When I was finally allowed to sign my name on the paper promising to show up in court, it was morning. I put my shoes back on and left the jail a little wiser, and really hoping someone had the good sense to put a tupperware of pot roast in the fridge for me.
The point is this: Shanks.
I had some in the freezer, and wanted to make stock, but some of these were so meaty and beautiful that I threw them in the crockpot and made some fantastic pasta sauce with them. You should give it a shot.
- 4 large shank bones with meat attached (see pic)
- 2 medium onions, sliced
- 2 cloves garlic
- 2 C malbec (or other rich red wine)
- 2 bay leaves
- ½ t dried thyme
- Salt and pepper to taste
- 1 bag frozen peas
- 1 pint mushrooms, cleaned and sliced
- Egg noodles, cooked per instructions to al dente
- Season the shanks on both sides aggressively with salt and pepper
- In a large, heavy bottom (NOT NONSTICK)skillet, sear each side until brown and crusty, and place in the crockpot
- Deglaze the pan with the red wine, scraping up the brown bits
- Pour the wine/drippings/crusty bits into the crock pot as well
- Add half the onions, the bay leaves, the thyme, and another cup of water to the crockpot
- Cook on low heat for 8-10 hours, until fork tender
- Let the meat cool in the liquid for about an hour, then remove
- Shred the meat into little bits, removing any gristle or fat
- Take out the bay leaves and discard
- Poke the marrow out of the bones into the cooking liquid, and place cooking liquid in a blender
- Carefully blend until liquified and strain through a fine mesh strainer
- Discard the solid goop, and keep the cooking liquid (should be about 3-4 cups at most)
- Preheat a large (NOT NONSTICK) skillet, and dump in mushrooms to get brown and golden*

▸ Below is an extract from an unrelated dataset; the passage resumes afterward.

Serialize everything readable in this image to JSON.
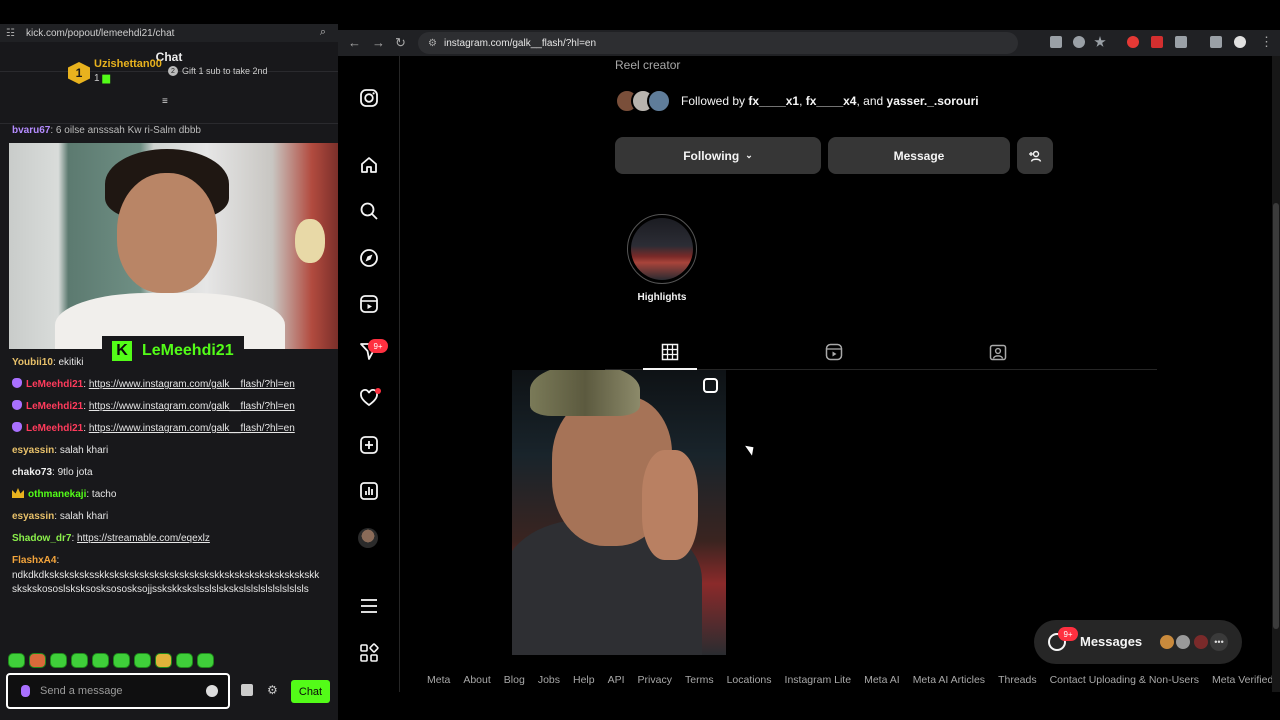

- When the mushrooms are starting to get brown, add the onions and continue to saute until the onions get soft and brown in spots, and the mushrooms are cooked through.
- The pan will still be very hot, so dump in the cooking liquid and watch it bubble down and reduce to a slightly viscous liquid. It will have an amazing mouthfeel, so go ahead and give it a taste! It’s like velvet.
- Reduce heat to low, to keep the sauce warm, and toss in the meat bits.
- Meanwhile, cook your egg noodles and peas**
- When the noodles are al dente, toss them and the peas in with the sauce/meat/veggies until everything is coated.
- Taste again for salt and pepper and adjust
- Serve with fresh grated parmesan for some extra oomph, or just eat as is
This is so obviously cooler weather food, but sometimes I just can’t help myself toward the end of summer. Any dip in temperature means I start playing with autumn/winter food. Feel free to wait until you’ve got frost in the mornings.
The best part about crock pots is that you can start them and then leave them to cook. I’d recommend dishes like this for days where you might have to go to jail for a bunch of hours and want something hearty and comforting to remind you that the man can’t keep you down for long.